Learning about your child’s sense will help anchor your understanding of them, give you tools to use with your communication with them and improve your everyday interactions. You’ll be more aware of what makes them react positively or negatively, and how to explain what you want them to do in a way they will understand. By knowing and using your child’s dominant sense, you can bridge the gap of communication and create a harmonious and empowering relationship with your child.

Visual children relate to the world primarily through what they see. They learn by watching how you do things and imitating you. They tend to learn to read more easily than children with other dominant senses, and they respond well to flashcards. They are easily distracted by visual input from TVs, computers, crowds, clutter and chaotic environments, as well as by any changes from what they are accustomed to. What they see is the message they get. If they see a face that looks angry they get scared, a happy-looking face makes them happy, etc. They tend to like order and enjoy organizing their toys by color, shape, size or perhaps by some other criteria of their own choosing — which may be invisible to you.

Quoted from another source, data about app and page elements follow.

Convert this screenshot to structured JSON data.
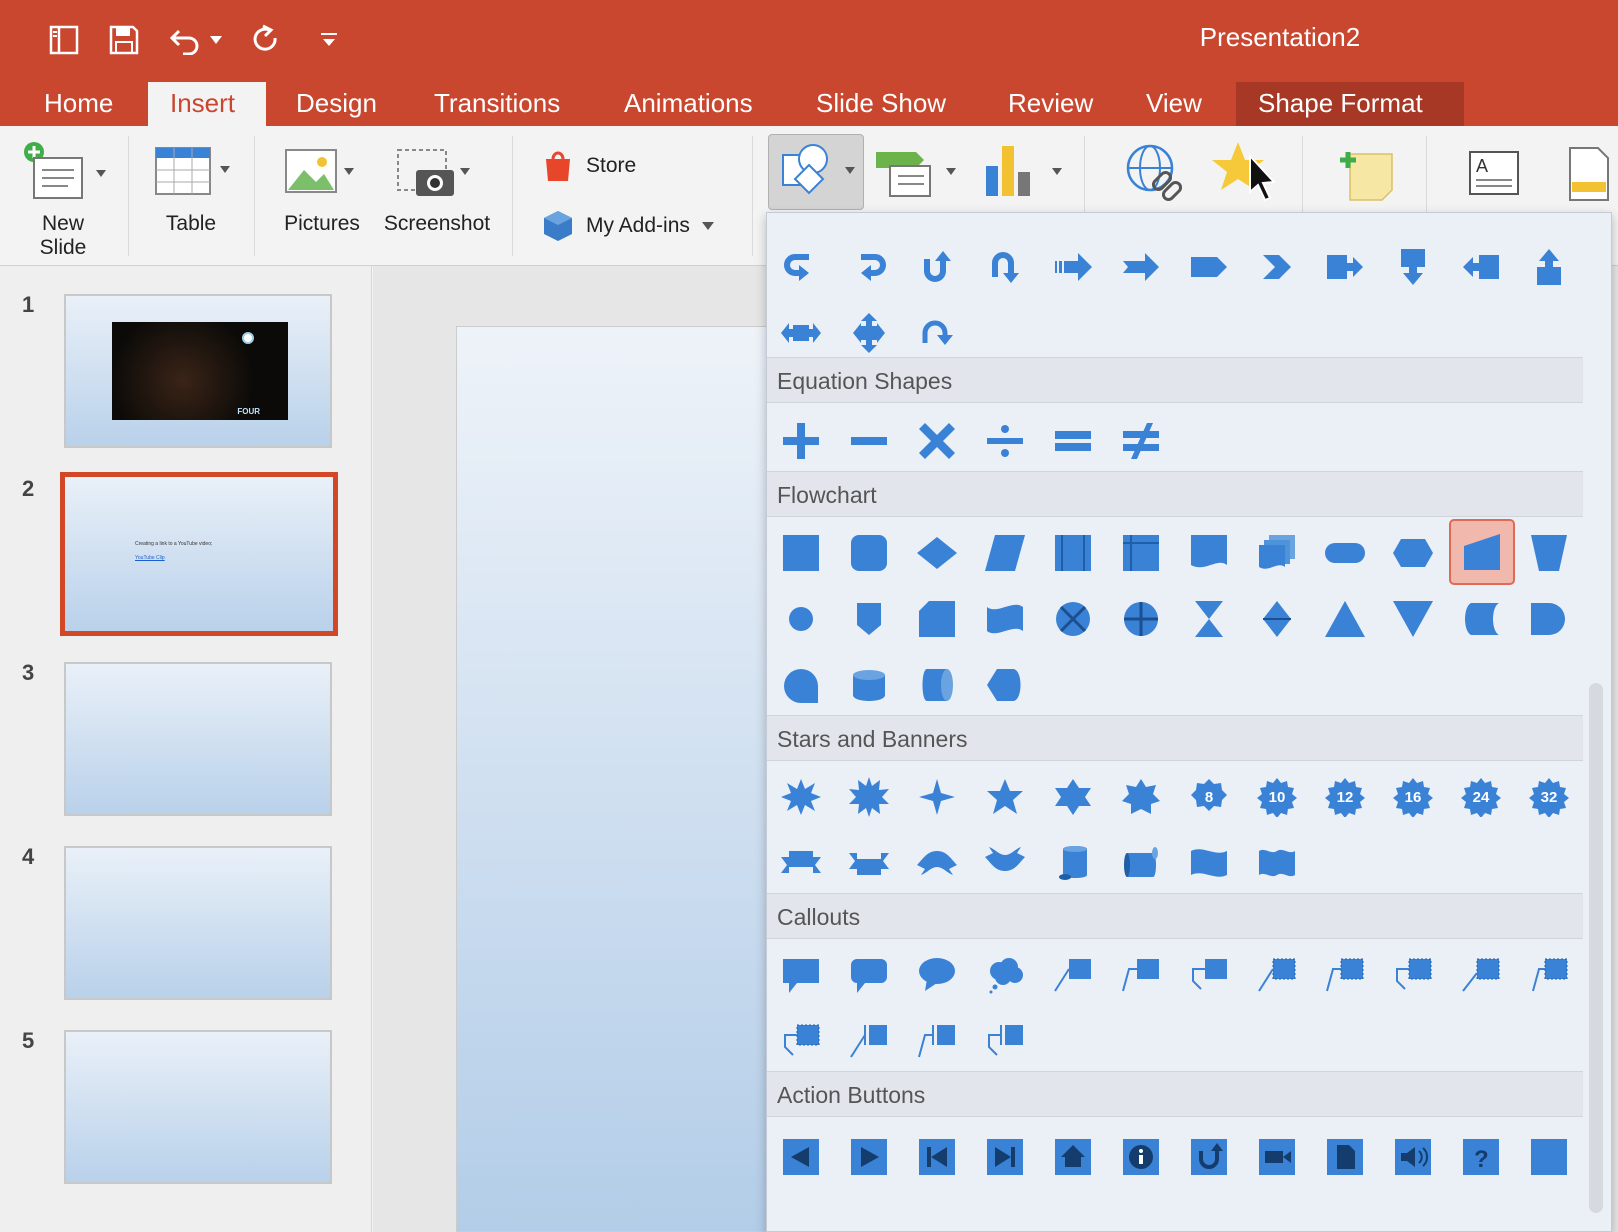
{
  "window": {
    "title": "Presentation2"
  },
  "quick_access": [
    {
      "icon": "sidebar-toggle-icon"
    },
    {
      "icon": "save-icon"
    },
    {
      "icon": "undo-icon"
    },
    {
      "icon": "undo-dropdown-icon"
    },
    {
      "icon": "redo-icon"
    },
    {
      "icon": "customize-toolbar-icon"
    }
  ],
  "tabs": [
    {
      "label": "Home"
    },
    {
      "label": "Insert",
      "active": true
    },
    {
      "label": "Design"
    },
    {
      "label": "Transitions"
    },
    {
      "label": "Animations"
    },
    {
      "label": "Slide Show"
    },
    {
      "label": "Review"
    },
    {
      "label": "View"
    },
    {
      "label": "Shape Format",
      "contextual": true
    }
  ],
  "ribbon": {
    "new_slide": "New\nSlide",
    "table": "Table",
    "pictures": "Pictures",
    "screenshot": "Screenshot",
    "store": "Store",
    "my_addins": "My Add-ins"
  },
  "colors": {
    "title_bar": "#c9462f",
    "active_tab_text": "#c9462f",
    "shape_fill": "#3a82d6",
    "shape_highlight": "#f1b8ae",
    "selected_slide_border": "#d24726"
  },
  "slides": [
    {
      "number": "1",
      "thumb_logo": "FOUR"
    },
    {
      "number": "2",
      "selected": true,
      "thumb_text": "Creating a link to a YouTube video;",
      "thumb_link": "YouTube Clip"
    },
    {
      "number": "3"
    },
    {
      "number": "4"
    },
    {
      "number": "5"
    }
  ],
  "shapes_gallery": {
    "sections": [
      {
        "title": "Equation Shapes"
      },
      {
        "title": "Flowchart"
      },
      {
        "title": "Stars and Banners"
      },
      {
        "title": "Callouts"
      },
      {
        "title": "Action Buttons"
      }
    ],
    "stars_labels": [
      "8",
      "10",
      "12",
      "16",
      "24",
      "32"
    ],
    "highlighted_shape": "flowchart-manual-input-icon"
  }
}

Taste and Smell children seem to pick up information in an apparently unconscious way, as though through intuition, but part of what they are picking up on is sense-based. Everyone emanates a scent, and these children often have strong responses to people’s smells, which can color their feelings about people — even though these smells may be so subtle that you and I might not notice them. These children instinctively divide people into good and bad, nice and nasty, and they can be quite intractable once they have made up their mind. There will be people they like and those they don’t and not much in between.

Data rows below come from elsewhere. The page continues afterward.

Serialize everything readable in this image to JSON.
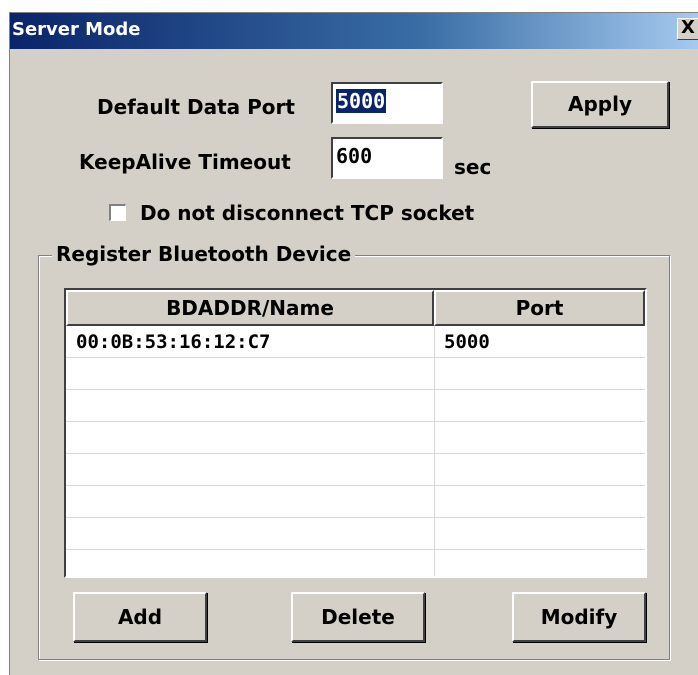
{
  "window": {
    "title": "Server Mode",
    "close_label": "X"
  },
  "form": {
    "default_data_port_label": "Default Data Port",
    "default_data_port_value": "5000",
    "keepalive_label": "KeepAlive Timeout",
    "keepalive_value": "600",
    "keepalive_unit": "sec",
    "apply_label": "Apply",
    "checkbox_label": "Do not disconnect TCP socket",
    "checkbox_checked": false
  },
  "group": {
    "title": "Register Bluetooth Device",
    "columns": [
      "BDADDR/Name",
      "Port"
    ],
    "rows": [
      {
        "name": "00:0B:53:16:12:C7",
        "port": "5000"
      }
    ],
    "add_label": "Add",
    "delete_label": "Delete",
    "modify_label": "Modify"
  }
}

Tactile children experience the world physically. They need some sort of physical stimulation to acquire memory. It could be outside stimulus like being touched, or it could be self-created, like crawling. If happy they skip, if sad they need a cuddle, if angry or excited they push. Tactile children tend to learn to walk and crawl earlier than children in the other sense groupings. Their fine motor skills also tend to be slightly ahead of their peers’. Tactile children need a lot of physical contact and support. Cuddling and physical touch are necessary for them to feel safe. They will often wish to sleep with their parents as they don’t like to be alone. And they tend to learn by doing.

For auditory children, sound is their first point of call for information about everything that makes up their environment — people, places, objects, etc. They notice the tone of people’s voices, like or dislike certain places because of the noise level, love experimenting with sound and respond well to music. All feelings are either vocalized or, at older ages, verbalized: if they are angry they shout; if sad they cry loudly; and if happy, they laugh uproariously. The sequence of events is important to auditory children, who are always looking for order and patterns; they like to know the step-by-step progression of any activity and want to be told the schedule for the day. They are mathematical and logical-minded.

A child’s dominant sense impacts not just their day-to-day routines as they grow from infancy to their preschool years, but how they expresses their needs and manages their feelings. Their dominant sense also affects how they begin to learn about the world, and how they play and interact with his peers. Knowing your child’s sensory orientation will help you to be more clear-headed and effective as you guide your children through the many challenges of their early years, which in turn helps them feel more confident and self-assured as they make their way through the world.


Priscilla Dunstan is a behavioral researcher and creator of the Dunstan Baby Language and author of "Child Sense" and "Calm the Crying." She currently works in New York as a behavioral consultant. Learn more about Dunstan at www.dunstanbabynewyork.com